Required work.
Write out the whole listing, matching it exactly.

Provided material.

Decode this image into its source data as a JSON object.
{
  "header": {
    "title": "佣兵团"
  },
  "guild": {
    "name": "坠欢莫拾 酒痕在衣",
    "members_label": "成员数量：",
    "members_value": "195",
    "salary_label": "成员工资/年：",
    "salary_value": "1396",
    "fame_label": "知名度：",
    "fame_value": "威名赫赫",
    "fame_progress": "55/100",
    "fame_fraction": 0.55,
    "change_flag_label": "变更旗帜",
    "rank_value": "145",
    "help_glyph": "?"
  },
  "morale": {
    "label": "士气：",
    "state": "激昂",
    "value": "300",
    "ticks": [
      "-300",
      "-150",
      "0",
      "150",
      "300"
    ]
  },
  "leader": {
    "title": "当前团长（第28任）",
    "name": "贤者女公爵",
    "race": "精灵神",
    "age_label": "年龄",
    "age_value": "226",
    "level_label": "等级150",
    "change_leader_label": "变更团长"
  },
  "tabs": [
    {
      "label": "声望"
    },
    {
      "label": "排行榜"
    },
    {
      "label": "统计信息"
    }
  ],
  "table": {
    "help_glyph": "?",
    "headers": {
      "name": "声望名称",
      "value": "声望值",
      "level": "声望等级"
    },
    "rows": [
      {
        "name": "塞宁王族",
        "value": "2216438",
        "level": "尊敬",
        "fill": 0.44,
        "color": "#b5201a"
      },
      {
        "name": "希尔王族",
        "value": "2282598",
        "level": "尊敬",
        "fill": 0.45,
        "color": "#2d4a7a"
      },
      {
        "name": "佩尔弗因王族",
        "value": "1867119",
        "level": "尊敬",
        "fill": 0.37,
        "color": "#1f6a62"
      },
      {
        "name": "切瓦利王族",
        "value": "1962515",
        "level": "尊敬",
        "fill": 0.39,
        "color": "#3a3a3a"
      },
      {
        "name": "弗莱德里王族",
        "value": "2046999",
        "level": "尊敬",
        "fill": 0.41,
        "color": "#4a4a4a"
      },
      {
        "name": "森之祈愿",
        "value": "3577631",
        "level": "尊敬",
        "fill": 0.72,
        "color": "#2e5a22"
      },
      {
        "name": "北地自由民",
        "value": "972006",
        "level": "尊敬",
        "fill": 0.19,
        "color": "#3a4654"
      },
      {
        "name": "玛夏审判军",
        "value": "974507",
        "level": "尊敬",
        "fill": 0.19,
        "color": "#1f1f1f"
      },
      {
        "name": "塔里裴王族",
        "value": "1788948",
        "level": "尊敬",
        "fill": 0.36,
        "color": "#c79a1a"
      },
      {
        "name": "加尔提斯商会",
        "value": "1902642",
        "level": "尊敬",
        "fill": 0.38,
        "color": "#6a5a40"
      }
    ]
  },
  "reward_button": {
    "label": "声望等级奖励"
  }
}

Answer section.
Decode this image into its source data as a JSON object.
{
  "header": {
    "title": "佣兵团"
  },
  "guild": {
    "name": "坠欢莫拾 酒痕在衣",
    "members_label": "成员数量：",
    "members_value": "195",
    "salary_label": "成员工资/年：",
    "salary_value": "1396",
    "fame_label": "知名度：",
    "fame_value": "威名赫赫",
    "fame_progress": "55/100",
    "fame_fraction": 0.55,
    "change_flag_label": "变更旗帜",
    "rank_value": "145",
    "help_glyph": "?"
  },
  "morale": {
    "label": "士气：",
    "state": "激昂",
    "value": "300",
    "ticks": [
      "-300",
      "-150",
      "0",
      "150",
      "300"
    ]
  },
  "leader": {
    "title": "当前团长（第28任）",
    "name": "贤者女公爵",
    "race": "精灵神",
    "age_label": "年龄",
    "age_value": "226",
    "level_label": "等级150",
    "change_leader_label": "变更团长"
  },
  "tabs": [
    {
      "label": "声望"
    },
    {
      "label": "排行榜"
    },
    {
      "label": "统计信息"
    }
  ],
  "table": {
    "help_glyph": "?",
    "headers": {
      "name": "声望名称",
      "value": "声望值",
      "level": "声望等级"
    },
    "rows": [
      {
        "name": "塞宁王族",
        "value": "2216438",
        "level": "尊敬",
        "fill": 0.44,
        "color": "#b5201a"
      },
      {
        "name": "希尔王族",
        "value": "2282598",
        "level": "尊敬",
        "fill": 0.45,
        "color": "#2d4a7a"
      },
      {
        "name": "佩尔弗因王族",
        "value": "1867119",
        "level": "尊敬",
        "fill": 0.37,
        "color": "#1f6a62"
      },
      {
        "name": "切瓦利王族",
        "value": "1962515",
        "level": "尊敬",
        "fill": 0.39,
        "color": "#3a3a3a"
      },
      {
        "name": "弗莱德里王族",
        "value": "2046999",
        "level": "尊敬",
        "fill": 0.41,
        "color": "#4a4a4a"
      },
      {
        "name": "森之祈愿",
        "value": "3577631",
        "level": "尊敬",
        "fill": 0.72,
        "color": "#2e5a22"
      },
      {
        "name": "北地自由民",
        "value": "972006",
        "level": "尊敬",
        "fill": 0.19,
        "color": "#3a4654"
      },
      {
        "name": "玛夏审判军",
        "value": "974507",
        "level": "尊敬",
        "fill": 0.19,
        "color": "#1f1f1f"
      },
      {
        "name": "塔里裴王族",
        "value": "1788948",
        "level": "尊敬",
        "fill": 0.36,
        "color": "#c79a1a"
      },
      {
        "name": "加尔提斯商会",
        "value": "1902642",
        "level": "尊敬",
        "fill": 0.38,
        "color": "#6a5a40"
      }
    ]
  },
  "reward_button": {
    "label": "声望等级奖励"
  }
}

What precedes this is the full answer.